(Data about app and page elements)
───

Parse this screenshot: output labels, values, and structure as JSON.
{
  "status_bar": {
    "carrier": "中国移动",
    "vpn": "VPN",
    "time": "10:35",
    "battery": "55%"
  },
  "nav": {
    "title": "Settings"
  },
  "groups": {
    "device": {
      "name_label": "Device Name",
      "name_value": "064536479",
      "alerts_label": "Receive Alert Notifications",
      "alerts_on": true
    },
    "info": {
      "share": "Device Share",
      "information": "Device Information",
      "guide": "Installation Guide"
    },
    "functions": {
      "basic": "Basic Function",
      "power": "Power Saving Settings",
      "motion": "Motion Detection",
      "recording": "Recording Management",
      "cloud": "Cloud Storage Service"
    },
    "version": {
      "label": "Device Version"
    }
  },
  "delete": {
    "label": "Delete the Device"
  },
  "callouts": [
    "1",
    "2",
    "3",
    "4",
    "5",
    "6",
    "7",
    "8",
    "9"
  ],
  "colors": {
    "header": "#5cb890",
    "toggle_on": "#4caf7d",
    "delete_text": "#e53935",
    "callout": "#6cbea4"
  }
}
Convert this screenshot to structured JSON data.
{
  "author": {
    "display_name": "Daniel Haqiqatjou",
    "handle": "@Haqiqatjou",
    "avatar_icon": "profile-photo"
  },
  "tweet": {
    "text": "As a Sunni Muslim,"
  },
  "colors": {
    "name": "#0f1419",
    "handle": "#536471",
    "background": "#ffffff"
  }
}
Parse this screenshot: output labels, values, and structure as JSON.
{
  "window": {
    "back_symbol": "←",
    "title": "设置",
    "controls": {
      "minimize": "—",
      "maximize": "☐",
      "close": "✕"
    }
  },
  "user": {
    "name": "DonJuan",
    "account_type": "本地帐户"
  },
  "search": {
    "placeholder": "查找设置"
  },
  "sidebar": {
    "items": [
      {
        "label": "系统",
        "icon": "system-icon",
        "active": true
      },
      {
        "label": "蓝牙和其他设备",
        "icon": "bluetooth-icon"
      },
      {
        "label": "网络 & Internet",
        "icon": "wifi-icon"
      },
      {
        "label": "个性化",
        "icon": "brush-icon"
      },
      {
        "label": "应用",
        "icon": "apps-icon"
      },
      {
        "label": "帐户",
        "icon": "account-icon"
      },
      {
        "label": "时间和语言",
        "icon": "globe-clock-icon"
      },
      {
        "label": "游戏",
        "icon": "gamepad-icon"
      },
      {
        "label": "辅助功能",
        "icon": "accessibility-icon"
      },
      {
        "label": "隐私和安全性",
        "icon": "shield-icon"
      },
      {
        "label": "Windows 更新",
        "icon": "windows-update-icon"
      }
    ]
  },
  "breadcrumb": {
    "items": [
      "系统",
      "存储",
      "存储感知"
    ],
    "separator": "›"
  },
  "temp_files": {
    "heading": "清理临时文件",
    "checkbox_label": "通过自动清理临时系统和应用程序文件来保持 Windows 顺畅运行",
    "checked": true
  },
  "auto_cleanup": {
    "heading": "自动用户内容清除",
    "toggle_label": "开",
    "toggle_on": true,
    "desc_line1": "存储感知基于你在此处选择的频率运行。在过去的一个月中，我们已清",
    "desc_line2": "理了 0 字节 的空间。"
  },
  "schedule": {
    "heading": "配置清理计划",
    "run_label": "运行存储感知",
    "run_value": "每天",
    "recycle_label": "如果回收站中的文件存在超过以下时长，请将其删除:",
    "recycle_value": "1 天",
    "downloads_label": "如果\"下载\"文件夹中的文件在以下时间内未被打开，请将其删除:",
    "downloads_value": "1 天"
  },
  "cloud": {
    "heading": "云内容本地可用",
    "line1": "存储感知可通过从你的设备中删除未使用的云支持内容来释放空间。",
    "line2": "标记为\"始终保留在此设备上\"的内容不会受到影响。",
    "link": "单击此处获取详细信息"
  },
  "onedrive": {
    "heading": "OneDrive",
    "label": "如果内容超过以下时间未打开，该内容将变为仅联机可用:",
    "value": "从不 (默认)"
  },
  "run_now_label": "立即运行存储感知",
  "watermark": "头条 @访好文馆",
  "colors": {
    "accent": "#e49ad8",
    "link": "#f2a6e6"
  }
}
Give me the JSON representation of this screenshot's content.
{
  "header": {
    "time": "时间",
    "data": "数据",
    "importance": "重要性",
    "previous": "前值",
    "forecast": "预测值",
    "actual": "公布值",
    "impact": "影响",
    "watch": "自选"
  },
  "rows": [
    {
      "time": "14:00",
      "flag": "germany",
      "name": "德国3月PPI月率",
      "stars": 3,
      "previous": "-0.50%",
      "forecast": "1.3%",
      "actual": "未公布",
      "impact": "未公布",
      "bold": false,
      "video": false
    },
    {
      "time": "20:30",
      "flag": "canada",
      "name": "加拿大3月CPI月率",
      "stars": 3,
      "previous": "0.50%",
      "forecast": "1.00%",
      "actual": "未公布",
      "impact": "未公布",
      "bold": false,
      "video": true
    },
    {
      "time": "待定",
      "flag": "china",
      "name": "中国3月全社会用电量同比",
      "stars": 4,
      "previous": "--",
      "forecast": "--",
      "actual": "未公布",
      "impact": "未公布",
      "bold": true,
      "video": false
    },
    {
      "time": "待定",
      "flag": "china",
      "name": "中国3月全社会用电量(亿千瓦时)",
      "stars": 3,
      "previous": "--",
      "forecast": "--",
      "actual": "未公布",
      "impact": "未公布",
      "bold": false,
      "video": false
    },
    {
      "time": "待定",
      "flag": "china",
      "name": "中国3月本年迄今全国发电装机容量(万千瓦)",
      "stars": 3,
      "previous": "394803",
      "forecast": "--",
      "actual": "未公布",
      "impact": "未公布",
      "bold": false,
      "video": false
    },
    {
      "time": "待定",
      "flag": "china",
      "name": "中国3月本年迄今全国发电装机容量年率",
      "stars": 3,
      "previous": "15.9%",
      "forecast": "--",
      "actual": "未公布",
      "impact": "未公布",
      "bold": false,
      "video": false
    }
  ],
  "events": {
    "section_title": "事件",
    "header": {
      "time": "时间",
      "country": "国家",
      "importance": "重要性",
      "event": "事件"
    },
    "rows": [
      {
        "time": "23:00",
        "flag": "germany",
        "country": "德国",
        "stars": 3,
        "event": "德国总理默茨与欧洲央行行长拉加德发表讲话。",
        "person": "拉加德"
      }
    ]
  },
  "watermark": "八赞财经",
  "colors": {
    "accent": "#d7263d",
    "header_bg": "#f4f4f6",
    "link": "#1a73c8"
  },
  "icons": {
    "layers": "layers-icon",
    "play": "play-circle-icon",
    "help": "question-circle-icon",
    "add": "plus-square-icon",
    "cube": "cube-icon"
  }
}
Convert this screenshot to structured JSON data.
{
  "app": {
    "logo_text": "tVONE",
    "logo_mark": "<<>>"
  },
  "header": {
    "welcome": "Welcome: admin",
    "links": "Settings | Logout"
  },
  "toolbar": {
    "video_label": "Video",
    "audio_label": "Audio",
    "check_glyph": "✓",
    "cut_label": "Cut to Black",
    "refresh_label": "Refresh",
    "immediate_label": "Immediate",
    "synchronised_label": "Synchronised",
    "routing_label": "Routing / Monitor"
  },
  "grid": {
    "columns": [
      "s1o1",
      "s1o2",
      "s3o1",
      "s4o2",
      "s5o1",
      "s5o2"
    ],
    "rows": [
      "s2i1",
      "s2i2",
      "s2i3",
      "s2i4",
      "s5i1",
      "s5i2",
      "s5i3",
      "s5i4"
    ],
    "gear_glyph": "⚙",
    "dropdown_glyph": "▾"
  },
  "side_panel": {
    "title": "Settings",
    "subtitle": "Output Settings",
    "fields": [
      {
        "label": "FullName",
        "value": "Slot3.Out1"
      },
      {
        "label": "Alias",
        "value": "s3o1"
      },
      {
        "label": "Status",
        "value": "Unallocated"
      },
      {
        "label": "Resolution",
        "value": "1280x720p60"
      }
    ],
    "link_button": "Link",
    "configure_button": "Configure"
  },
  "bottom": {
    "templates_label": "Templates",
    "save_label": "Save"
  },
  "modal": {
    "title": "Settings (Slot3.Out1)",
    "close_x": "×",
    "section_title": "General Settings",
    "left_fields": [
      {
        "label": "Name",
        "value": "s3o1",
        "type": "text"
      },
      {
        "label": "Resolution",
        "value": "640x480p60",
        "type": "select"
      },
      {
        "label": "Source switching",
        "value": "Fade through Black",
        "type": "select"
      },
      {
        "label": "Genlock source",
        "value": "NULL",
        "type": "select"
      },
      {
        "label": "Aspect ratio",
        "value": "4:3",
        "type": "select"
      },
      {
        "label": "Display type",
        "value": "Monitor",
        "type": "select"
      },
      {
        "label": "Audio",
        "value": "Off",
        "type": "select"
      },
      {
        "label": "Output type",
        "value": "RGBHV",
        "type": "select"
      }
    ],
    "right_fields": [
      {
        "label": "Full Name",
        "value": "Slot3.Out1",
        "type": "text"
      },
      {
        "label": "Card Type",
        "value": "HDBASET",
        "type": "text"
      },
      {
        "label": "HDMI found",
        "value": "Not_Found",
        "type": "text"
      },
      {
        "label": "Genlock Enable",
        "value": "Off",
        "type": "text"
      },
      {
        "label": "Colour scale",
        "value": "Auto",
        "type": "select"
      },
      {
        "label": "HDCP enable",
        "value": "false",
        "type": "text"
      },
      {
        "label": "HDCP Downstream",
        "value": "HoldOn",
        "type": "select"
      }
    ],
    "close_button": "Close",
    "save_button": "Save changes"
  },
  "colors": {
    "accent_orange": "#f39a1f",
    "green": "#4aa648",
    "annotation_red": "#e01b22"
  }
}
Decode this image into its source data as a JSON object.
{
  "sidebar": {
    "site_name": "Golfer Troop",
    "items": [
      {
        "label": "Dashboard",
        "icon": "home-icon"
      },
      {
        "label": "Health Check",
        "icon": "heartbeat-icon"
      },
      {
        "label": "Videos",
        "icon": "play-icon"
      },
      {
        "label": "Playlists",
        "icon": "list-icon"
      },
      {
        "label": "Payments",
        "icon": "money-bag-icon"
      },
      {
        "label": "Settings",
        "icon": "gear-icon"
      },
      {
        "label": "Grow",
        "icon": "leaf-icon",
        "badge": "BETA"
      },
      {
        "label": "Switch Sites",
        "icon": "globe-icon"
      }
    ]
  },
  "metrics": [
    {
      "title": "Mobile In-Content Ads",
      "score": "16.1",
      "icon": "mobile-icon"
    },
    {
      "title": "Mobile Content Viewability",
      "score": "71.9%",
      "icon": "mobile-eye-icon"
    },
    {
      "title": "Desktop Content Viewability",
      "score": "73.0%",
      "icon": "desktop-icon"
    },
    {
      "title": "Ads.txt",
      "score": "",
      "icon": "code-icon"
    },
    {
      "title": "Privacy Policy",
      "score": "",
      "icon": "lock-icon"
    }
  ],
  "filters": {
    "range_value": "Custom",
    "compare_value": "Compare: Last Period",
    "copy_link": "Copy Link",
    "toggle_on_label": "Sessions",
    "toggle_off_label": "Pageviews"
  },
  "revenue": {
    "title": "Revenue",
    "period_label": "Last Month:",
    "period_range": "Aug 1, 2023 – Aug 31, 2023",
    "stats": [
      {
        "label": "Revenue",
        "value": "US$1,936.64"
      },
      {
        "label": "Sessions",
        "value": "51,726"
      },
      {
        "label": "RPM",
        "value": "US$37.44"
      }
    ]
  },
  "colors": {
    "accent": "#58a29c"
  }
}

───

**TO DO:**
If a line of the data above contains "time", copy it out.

**EXERCISE RESULT:**
    "time": "10:35",
    "time": "时间",
      "time": "14:00",
      "time": "20:30",
      "time": "待定",
      "time": "待定",
      "time": "待定",
      "time": "待定",
      "time": "时间",
        "time": "23:00",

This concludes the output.